William Baker Festival Singers in “Candlelight, Carols & Cathedral”

William Baker Festival Singers, conducted by William Baker.

Screen shot from “Candlelight, Carols & Cathedral,” William Baker Festival Singers, conducted by William Baker.

For many, singing is a non-negotiable necessity of holiday tradition. Unfortunately, that activity, without precautions, can be high risk for spreading coronavirus. William Baker Festival Singers, with the intention of spreading only holiday cheer, presented their annual holiday concerts while implementing strict safety procedures for performers and audiences.

Traditions are strange things, ways of doing that we yearn for and yearn to break from, simultaneous causes of comfort and stress. We say these are unprecedented times, we remind ourselves to let go of expectations for the holiday season, we try not to stress that this year will be different in great and small ways, yet many search for a way to keep traditions consistent to our imagined seasonal must-haves, whether sacred or secular.

But surely if there was ever an example of making do, of managing the best of a bad situation, of muddling through moment to moment, of letting go of tradition to focus on the essentials, it’s the story of the birth of Jesus Christ. No room in the inn, no registered health provider, only the company of angels, animals, and roving astronomers, and then a terrified nighttime escape from a vindictive king.

Certainly, those were unprecedented times.

Honoring the event of the birth of Jesus Christ, William Baker Festival Singers offered their annual holiday service in these mixed-up times, a hybrid of tradition, technology and making do. They performed two concerts at Holy Angels Catholic Church in Basehor, Kansas, having rescheduled and relocated the Sunday afternoon concert planned for Kansas City, Missouri due to the citywide restrictions on gatherings.

Usually, Christmas performances are a dime a dozen this time of year, but many groups opted to postponed performances, or switch to archival material or other presentation modes. The Festival Singers’ concerts were offered for in-person audiences (masked, distanced, limited capacity in a large, ventilated space) and also streaming live. This online option made the performance available to those who could not or chose not to gather, but there were some technological snares. Friday night’s live stream didn’t work (but was posted to Facebook later), and though the concert information stated Facebook Live, I was only able to access the Sunday night show via YouTube.

Whatever these glitches, the chorus produced as near a version of their annual celebration of carols as could be hoped.
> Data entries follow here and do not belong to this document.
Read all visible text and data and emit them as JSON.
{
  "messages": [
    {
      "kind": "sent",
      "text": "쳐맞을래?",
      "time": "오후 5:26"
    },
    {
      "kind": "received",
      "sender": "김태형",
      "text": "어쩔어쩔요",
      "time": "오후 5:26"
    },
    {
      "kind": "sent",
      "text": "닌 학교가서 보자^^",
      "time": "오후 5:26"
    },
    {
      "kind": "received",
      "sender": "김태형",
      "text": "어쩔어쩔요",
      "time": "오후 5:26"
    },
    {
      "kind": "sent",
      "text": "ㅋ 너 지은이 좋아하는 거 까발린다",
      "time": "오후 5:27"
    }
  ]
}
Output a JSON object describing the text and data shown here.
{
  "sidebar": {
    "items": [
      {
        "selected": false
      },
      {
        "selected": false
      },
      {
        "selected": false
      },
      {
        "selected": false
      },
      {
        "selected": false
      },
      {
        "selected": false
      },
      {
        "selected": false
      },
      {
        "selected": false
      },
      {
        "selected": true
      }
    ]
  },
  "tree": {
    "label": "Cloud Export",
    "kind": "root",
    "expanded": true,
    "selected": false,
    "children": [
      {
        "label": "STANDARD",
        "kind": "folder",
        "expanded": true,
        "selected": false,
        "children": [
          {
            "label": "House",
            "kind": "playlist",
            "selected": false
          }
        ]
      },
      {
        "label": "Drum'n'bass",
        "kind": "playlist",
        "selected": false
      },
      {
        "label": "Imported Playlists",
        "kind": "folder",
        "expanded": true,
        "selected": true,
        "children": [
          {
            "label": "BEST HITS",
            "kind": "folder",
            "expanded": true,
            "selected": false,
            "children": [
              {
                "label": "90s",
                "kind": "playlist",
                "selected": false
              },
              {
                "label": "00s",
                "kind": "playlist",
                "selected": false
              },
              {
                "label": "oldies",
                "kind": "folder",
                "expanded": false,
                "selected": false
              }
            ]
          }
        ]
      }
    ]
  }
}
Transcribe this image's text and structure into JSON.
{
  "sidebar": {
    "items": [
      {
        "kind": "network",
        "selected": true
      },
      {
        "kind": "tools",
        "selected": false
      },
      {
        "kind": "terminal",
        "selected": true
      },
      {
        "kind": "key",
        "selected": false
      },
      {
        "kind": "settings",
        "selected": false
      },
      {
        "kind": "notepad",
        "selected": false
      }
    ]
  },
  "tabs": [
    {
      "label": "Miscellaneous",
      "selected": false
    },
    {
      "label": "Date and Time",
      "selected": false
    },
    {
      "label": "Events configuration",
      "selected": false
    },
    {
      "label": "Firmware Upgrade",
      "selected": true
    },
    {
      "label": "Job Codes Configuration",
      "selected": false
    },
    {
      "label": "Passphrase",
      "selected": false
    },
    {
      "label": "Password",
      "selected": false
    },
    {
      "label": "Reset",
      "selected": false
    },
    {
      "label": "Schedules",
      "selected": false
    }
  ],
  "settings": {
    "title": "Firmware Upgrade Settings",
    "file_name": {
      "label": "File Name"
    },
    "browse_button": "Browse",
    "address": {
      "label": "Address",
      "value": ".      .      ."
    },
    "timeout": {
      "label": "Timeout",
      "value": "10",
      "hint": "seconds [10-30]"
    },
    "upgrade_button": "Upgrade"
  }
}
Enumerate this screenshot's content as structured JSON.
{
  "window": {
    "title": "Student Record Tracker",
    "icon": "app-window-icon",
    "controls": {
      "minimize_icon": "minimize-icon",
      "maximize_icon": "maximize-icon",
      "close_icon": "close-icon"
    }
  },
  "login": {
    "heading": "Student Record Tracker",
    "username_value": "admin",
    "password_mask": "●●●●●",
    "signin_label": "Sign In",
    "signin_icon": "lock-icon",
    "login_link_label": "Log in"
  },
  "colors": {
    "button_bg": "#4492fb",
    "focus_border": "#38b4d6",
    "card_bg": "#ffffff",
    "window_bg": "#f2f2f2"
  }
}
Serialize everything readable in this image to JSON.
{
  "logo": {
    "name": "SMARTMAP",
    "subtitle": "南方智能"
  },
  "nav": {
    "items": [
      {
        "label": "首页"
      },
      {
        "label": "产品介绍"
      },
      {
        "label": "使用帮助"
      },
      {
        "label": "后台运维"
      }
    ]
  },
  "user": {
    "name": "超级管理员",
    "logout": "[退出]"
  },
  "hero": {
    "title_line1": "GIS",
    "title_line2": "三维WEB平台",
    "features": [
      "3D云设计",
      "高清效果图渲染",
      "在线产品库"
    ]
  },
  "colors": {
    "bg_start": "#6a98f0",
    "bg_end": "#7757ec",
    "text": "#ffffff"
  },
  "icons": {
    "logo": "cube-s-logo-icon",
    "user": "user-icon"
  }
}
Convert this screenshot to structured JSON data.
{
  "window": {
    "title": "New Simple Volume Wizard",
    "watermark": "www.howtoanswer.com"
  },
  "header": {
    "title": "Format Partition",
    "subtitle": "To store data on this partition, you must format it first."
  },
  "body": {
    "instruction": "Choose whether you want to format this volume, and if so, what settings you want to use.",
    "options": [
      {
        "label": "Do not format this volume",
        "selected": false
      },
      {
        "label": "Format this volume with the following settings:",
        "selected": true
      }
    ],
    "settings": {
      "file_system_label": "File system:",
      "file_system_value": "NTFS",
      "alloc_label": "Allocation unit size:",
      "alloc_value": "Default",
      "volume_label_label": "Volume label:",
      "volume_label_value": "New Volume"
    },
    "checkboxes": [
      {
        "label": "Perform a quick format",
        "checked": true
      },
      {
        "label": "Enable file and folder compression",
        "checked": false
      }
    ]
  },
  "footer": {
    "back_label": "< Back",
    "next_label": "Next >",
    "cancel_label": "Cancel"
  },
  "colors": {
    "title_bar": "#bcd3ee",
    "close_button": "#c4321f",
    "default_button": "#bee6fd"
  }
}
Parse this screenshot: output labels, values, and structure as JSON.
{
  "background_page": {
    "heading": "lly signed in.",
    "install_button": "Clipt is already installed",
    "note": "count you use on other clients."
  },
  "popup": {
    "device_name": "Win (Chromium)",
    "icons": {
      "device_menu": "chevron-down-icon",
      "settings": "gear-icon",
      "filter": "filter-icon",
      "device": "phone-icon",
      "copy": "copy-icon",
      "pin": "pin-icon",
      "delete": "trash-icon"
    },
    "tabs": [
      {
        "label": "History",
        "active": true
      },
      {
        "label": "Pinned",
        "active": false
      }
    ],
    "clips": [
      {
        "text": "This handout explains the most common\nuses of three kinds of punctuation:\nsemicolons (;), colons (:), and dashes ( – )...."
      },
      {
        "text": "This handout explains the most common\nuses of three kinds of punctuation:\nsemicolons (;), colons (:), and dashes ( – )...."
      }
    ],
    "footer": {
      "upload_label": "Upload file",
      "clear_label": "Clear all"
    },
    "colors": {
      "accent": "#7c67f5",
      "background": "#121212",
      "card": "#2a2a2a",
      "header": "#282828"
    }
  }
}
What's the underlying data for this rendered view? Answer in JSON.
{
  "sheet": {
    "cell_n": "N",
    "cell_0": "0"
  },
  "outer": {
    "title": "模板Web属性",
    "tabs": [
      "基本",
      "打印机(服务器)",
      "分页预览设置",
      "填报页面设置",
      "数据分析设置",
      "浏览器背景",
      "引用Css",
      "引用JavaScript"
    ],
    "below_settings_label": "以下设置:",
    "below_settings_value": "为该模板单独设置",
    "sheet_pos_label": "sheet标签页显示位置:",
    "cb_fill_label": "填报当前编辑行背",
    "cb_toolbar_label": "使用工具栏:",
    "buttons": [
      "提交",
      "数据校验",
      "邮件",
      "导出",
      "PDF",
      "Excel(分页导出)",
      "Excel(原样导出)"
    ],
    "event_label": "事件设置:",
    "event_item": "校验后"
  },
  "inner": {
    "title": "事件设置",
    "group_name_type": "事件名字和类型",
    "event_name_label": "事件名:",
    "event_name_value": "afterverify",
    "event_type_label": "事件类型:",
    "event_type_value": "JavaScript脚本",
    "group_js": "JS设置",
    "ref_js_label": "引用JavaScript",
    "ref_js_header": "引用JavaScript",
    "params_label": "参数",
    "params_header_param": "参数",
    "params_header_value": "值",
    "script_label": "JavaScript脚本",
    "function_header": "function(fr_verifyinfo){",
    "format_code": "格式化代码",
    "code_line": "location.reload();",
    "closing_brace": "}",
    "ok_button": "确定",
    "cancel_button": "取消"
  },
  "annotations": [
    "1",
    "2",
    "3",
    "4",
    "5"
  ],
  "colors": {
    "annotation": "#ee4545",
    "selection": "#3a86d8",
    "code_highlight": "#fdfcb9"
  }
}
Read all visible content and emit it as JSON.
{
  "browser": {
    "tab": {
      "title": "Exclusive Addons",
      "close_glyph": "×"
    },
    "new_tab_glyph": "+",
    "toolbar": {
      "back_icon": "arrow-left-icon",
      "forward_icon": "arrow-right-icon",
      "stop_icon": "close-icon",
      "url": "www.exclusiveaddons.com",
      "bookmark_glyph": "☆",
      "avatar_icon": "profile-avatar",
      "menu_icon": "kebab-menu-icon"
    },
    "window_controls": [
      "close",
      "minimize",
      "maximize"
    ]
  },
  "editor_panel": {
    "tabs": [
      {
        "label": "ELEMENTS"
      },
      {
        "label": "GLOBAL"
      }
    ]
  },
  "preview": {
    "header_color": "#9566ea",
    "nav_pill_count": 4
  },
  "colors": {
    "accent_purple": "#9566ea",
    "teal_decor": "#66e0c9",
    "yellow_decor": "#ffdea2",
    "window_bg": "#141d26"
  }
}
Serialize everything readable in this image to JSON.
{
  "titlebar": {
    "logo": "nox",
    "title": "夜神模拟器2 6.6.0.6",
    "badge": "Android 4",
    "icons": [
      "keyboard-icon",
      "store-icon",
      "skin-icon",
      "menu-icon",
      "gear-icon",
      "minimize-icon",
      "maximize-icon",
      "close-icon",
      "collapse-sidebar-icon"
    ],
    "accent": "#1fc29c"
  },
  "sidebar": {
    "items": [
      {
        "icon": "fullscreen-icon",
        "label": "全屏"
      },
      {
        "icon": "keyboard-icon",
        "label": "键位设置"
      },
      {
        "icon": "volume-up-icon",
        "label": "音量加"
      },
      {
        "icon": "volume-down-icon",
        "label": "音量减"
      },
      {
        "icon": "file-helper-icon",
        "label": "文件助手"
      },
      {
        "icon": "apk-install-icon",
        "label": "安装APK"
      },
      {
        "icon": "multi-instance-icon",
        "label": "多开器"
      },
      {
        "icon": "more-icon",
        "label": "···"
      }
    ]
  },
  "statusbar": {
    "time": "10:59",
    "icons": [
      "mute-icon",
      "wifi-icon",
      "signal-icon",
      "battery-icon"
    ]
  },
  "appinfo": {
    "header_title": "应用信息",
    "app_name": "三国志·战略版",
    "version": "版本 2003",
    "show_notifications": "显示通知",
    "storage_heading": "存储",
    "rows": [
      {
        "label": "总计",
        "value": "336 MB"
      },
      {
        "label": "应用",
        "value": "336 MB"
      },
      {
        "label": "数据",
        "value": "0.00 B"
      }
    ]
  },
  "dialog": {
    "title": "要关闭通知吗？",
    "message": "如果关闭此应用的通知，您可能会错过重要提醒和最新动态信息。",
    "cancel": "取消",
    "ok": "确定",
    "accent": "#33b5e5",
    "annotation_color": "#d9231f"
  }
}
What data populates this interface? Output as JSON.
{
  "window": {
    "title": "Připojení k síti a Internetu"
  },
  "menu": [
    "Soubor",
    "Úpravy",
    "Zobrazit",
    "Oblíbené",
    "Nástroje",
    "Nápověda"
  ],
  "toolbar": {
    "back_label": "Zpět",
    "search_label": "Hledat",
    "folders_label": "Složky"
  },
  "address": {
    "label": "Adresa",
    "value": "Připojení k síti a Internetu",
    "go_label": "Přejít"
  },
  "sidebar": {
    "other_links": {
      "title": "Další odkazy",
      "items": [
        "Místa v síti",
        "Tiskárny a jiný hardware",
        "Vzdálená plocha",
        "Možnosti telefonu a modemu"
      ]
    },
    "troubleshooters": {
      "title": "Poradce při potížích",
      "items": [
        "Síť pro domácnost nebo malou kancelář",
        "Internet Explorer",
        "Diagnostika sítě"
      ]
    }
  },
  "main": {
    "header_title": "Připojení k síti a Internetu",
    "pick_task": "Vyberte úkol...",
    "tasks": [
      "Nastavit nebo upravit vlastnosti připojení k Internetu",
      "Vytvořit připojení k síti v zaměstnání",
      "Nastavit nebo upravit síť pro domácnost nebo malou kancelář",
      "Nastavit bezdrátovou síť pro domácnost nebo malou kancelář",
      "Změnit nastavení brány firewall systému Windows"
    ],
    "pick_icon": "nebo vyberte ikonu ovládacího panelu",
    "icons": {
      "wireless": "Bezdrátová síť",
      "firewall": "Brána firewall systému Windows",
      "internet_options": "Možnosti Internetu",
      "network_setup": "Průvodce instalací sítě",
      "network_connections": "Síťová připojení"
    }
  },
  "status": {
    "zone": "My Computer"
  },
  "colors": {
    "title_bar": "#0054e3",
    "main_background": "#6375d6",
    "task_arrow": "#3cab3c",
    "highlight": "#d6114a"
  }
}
The chorus rehearsed and performed masked and distanced and, at least via the live stream audio, there was no significant detriment to the vocal quality, with clear, cohesive vocal lines, resonance, and joyous exhalations.

Kansas City Bronze, the hand bell ensemble of the Choral Foundation, opened the performance with a charming “Ding Dong Merrily on High,” followed with a segue by John Schaefer on organ into “O Come All Ye Faithful,” performed with the audience as the chorus proceeded to the dais, where they spaced themselves all along with tiers.

The program juxtaposed traditional carols and modern choral versions with readings from scripture. There was no program provided for the virtual audience, so familiar tunes melded into modern works with no preamble or fuss. However, this made it difficult to identify the conductors (other than Baker), soloists, composers or arrangers, including for the fine, somber, a cappella “O Come, O Come Emmanuel.”

The production included video stream with effective use of multiple camera angles. Audio was more essential and at the mercy of the listener’s technology. The echoey spoken portions were nearly indiscernible unless using headphones. Audio and video coordinator(s) went uncredited.

A set of not-quite-so-traditional works included “Jesus Christ, the Apple Tree,” and an exultant work for chorus, marimba and flute, “Dancing Day,” arranged by (and, I assumed, featuring) composer-in-residence Sean Sweeden on marimba. (Before the flute player started to play, a plexi screen was put up, a thoughtful precaution.)

John Schaefer, on organ, performed “Lo, How a Rose E’er Blooming,” off stage and off screen. The camera feed changed a few times, zooming in, zooming out, somewhat unnecessarily for the stately, steady performance. Schaefer then introduced “O Little Town of Bethlehem,” the audience invited to stand and sing along.

A few spirituals round out the program, with the men of the chorus singing “Everywhere I Go” (with especially nice clear work from the tenors) and the full ensemble for “Go Tell It on the Mountain.”

With organ, chorus, and audience together, the program ended with “Hark! the Herald Angels Sing,” the chorus recessing out for a succinct finish. The show may have looked different, but the essentials held true.

Reviewed Sunday, December 20, 2020. William Baker Festival Singers performed “Candlelight, Carols & Cathedral: Celebrating the Beauty & Wonder of Christmas.” For more information visit www.festivalsingers.org.

Libby Hanssen

Originally from Indiana, Libby Hanssen covers the performing arts in Kansas City. She is the author of States of Swing: The History of the Kansas City Jazz Orchestra, 2003-2023. Along with degrees in trombone performance, Libby was a Fellow for the NEA Arts Journalism Institute at Columbia University. She maintains the culture bog "Proust Eats a Sandwich."

Leave a Reply